| What the task asks |
With nothing added and nothing dropped, write out all of the entries below.

| Information supplied |
==================================================

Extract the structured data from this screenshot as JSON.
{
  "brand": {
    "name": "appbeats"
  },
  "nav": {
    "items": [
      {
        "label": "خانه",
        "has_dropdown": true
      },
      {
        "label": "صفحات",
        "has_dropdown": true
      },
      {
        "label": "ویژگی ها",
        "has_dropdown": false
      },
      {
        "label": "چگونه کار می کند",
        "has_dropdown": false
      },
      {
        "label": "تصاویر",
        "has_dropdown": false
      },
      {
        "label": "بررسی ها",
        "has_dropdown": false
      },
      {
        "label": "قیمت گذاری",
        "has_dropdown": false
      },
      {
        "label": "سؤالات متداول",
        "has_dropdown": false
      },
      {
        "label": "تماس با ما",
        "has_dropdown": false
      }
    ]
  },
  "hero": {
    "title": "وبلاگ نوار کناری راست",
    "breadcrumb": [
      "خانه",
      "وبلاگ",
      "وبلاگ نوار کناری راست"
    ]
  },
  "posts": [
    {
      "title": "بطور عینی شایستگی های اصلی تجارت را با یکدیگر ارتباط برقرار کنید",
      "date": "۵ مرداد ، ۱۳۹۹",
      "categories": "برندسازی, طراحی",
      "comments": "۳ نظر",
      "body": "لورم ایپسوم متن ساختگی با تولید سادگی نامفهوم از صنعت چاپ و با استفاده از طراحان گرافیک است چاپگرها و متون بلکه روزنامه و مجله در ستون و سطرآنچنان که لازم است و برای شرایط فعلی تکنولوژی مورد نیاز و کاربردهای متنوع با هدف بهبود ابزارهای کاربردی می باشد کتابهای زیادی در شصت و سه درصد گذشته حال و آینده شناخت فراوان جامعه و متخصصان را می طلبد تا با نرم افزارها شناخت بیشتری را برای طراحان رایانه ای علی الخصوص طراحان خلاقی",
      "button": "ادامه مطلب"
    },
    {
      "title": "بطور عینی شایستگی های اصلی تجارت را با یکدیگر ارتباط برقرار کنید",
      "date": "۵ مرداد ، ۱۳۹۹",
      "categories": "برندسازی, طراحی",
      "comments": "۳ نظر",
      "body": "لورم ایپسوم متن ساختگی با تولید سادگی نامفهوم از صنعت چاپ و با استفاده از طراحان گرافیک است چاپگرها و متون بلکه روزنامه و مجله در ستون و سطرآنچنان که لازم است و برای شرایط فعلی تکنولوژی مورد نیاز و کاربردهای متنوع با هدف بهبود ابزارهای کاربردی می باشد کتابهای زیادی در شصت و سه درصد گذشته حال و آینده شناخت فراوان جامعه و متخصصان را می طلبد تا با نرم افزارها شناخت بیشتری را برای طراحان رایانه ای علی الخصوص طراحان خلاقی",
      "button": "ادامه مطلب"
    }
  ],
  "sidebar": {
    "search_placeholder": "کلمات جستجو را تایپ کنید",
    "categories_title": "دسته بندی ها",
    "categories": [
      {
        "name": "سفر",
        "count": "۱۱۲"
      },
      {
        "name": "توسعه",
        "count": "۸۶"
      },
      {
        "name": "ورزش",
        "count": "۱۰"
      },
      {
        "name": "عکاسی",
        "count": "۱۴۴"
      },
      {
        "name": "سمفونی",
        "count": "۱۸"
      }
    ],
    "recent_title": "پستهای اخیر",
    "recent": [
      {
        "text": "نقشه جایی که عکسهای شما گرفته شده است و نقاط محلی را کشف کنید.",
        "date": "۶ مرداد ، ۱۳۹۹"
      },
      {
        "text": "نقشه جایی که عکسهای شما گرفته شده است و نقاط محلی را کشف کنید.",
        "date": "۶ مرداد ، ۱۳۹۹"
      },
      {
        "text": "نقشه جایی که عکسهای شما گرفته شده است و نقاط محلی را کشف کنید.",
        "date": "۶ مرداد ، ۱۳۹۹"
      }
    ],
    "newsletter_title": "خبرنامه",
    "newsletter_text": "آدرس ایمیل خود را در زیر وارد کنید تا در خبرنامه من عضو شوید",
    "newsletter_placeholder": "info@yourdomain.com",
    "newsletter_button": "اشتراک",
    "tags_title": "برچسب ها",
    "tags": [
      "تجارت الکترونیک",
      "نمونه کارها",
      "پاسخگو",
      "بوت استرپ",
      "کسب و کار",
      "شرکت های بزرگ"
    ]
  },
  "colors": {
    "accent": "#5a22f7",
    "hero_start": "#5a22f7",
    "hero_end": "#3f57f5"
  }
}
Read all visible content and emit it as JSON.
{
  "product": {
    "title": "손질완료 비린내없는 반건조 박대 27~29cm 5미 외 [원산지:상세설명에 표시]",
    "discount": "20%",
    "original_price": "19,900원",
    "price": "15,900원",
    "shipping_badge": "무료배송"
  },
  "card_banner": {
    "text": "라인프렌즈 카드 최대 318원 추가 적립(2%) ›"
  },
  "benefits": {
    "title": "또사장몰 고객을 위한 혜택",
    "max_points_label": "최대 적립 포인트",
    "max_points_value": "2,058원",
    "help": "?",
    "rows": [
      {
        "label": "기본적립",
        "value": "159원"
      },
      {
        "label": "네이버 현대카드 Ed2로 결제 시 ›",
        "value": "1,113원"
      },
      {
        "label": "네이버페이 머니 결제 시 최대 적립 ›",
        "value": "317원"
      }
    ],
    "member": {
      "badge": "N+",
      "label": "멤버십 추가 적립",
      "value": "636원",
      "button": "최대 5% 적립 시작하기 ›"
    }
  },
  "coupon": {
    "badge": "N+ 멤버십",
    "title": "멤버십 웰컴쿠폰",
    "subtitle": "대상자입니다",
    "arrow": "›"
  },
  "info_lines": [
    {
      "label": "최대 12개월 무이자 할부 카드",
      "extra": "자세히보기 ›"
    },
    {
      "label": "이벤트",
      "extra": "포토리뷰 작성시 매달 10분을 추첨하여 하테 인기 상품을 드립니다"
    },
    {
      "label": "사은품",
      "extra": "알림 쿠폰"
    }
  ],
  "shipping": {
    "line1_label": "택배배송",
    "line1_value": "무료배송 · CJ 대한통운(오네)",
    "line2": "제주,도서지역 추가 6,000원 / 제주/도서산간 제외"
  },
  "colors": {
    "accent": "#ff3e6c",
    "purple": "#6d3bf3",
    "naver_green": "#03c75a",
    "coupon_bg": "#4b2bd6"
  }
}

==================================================

| Solution to the exercise |
Extract the structured data from this screenshot as JSON.
{
  "brand": {
    "name": "appbeats"
  },
  "nav": {
    "items": [
      {
        "label": "خانه",
        "has_dropdown": true
      },
      {
        "label": "صفحات",
        "has_dropdown": true
      },
      {
        "label": "ویژگی ها",
        "has_dropdown": false
      },
      {
        "label": "چگونه کار می کند",
        "has_dropdown": false
      },
      {
        "label": "تصاویر",
        "has_dropdown": false
      },
      {
        "label": "بررسی ها",
        "has_dropdown": false
      },
      {
        "label": "قیمت گذاری",
        "has_dropdown": false
      },
      {
        "label": "سؤالات متداول",
        "has_dropdown": false
      },
      {
        "label": "تماس با ما",
        "has_dropdown": false
      }
    ]
  },
  "hero": {
    "title": "وبلاگ نوار کناری راست",
    "breadcrumb": [
      "خانه",
      "وبلاگ",
      "وبلاگ نوار کناری راست"
    ]
  },
  "posts": [
    {
      "title": "بطور عینی شایستگی های اصلی تجارت را با یکدیگر ارتباط برقرار کنید",
      "date": "۵ مرداد ، ۱۳۹۹",
      "categories": "برندسازی, طراحی",
      "comments": "۳ نظر",
      "body": "لورم ایپسوم متن ساختگی با تولید سادگی نامفهوم از صنعت چاپ و با استفاده از طراحان گرافیک است چاپگرها و متون بلکه روزنامه و مجله در ستون و سطرآنچنان که لازم است و برای شرایط فعلی تکنولوژی مورد نیاز و کاربردهای متنوع با هدف بهبود ابزارهای کاربردی می باشد کتابهای زیادی در شصت و سه درصد گذشته حال و آینده شناخت فراوان جامعه و متخصصان را می طلبد تا با نرم افزارها شناخت بیشتری را برای طراحان رایانه ای علی الخصوص طراحان خلاقی",
      "button": "ادامه مطلب"
    },
    {
      "title": "بطور عینی شایستگی های اصلی تجارت را با یکدیگر ارتباط برقرار کنید",
      "date": "۵ مرداد ، ۱۳۹۹",
      "categories": "برندسازی, طراحی",
      "comments": "۳ نظر",
      "body": "لورم ایپسوم متن ساختگی با تولید سادگی نامفهوم از صنعت چاپ و با استفاده از طراحان گرافیک است چاپگرها و متون بلکه روزنامه و مجله در ستون و سطرآنچنان که لازم است و برای شرایط فعلی تکنولوژی مورد نیاز و کاربردهای متنوع با هدف بهبود ابزارهای کاربردی می باشد کتابهای زیادی در شصت و سه درصد گذشته حال و آینده شناخت فراوان جامعه و متخصصان را می طلبد تا با نرم افزارها شناخت بیشتری را برای طراحان رایانه ای علی الخصوص طراحان خلاقی",
      "button": "ادامه مطلب"
    }
  ],
  "sidebar": {
    "search_placeholder": "کلمات جستجو را تایپ کنید",
    "categories_title": "دسته بندی ها",
    "categories": [
      {
        "name": "سفر",
        "count": "۱۱۲"
      },
      {
        "name": "توسعه",
        "count": "۸۶"
      },
      {
        "name": "ورزش",
        "count": "۱۰"
      },
      {
        "name": "عکاسی",
        "count": "۱۴۴"
      },
      {
        "name": "سمفونی",
        "count": "۱۸"
      }
    ],
    "recent_title": "پستهای اخیر",
    "recent": [
      {
        "text": "نقشه جایی که عکسهای شما گرفته شده است و نقاط محلی را کشف کنید.",
        "date": "۶ مرداد ، ۱۳۹۹"
      },
      {
        "text": "نقشه جایی که عکسهای شما گرفته شده است و نقاط محلی را کشف کنید.",
        "date": "۶ مرداد ، ۱۳۹۹"
      },
      {
        "text": "نقشه جایی که عکسهای شما گرفته شده است و نقاط محلی را کشف کنید.",
        "date": "۶ مرداد ، ۱۳۹۹"
      }
    ],
    "newsletter_title": "خبرنامه",
    "newsletter_text": "آدرس ایمیل خود را در زیر وارد کنید تا در خبرنامه من عضو شوید",
    "newsletter_placeholder": "info@yourdomain.com",
    "newsletter_button": "اشتراک",
    "tags_title": "برچسب ها",
    "tags": [
      "تجارت الکترونیک",
      "نمونه کارها",
      "پاسخگو",
      "بوت استرپ",
      "کسب و کار",
      "شرکت های بزرگ"
    ]
  },
  "colors": {
    "accent": "#5a22f7",
    "hero_start": "#5a22f7",
    "hero_end": "#3f57f5"
  }
}
Read all visible content and emit it as JSON.
{
  "product": {
    "title": "손질완료 비린내없는 반건조 박대 27~29cm 5미 외 [원산지:상세설명에 표시]",
    "discount": "20%",
    "original_price": "19,900원",
    "price": "15,900원",
    "shipping_badge": "무료배송"
  },
  "card_banner": {
    "text": "라인프렌즈 카드 최대 318원 추가 적립(2%) ›"
  },
  "benefits": {
    "title": "또사장몰 고객을 위한 혜택",
    "max_points_label": "최대 적립 포인트",
    "max_points_value": "2,058원",
    "help": "?",
    "rows": [
      {
        "label": "기본적립",
        "value": "159원"
      },
      {
        "label": "네이버 현대카드 Ed2로 결제 시 ›",
        "value": "1,113원"
      },
      {
        "label": "네이버페이 머니 결제 시 최대 적립 ›",
        "value": "317원"
      }
    ],
    "member": {
      "badge": "N+",
      "label": "멤버십 추가 적립",
      "value": "636원",
      "button": "최대 5% 적립 시작하기 ›"
    }
  },
  "coupon": {
    "badge": "N+ 멤버십",
    "title": "멤버십 웰컴쿠폰",
    "subtitle": "대상자입니다",
    "arrow": "›"
  },
  "info_lines": [
    {
      "label": "최대 12개월 무이자 할부 카드",
      "extra": "자세히보기 ›"
    },
    {
      "label": "이벤트",
      "extra": "포토리뷰 작성시 매달 10분을 추첨하여 하테 인기 상품을 드립니다"
    },
    {
      "label": "사은품",
      "extra": "알림 쿠폰"
    }
  ],
  "shipping": {
    "line1_label": "택배배송",
    "line1_value": "무료배송 · CJ 대한통운(오네)",
    "line2": "제주,도서지역 추가 6,000원 / 제주/도서산간 제외"
  },
  "colors": {
    "accent": "#ff3e6c",
    "purple": "#6d3bf3",
    "naver_green": "#03c75a",
    "coupon_bg": "#4b2bd6"
  }
}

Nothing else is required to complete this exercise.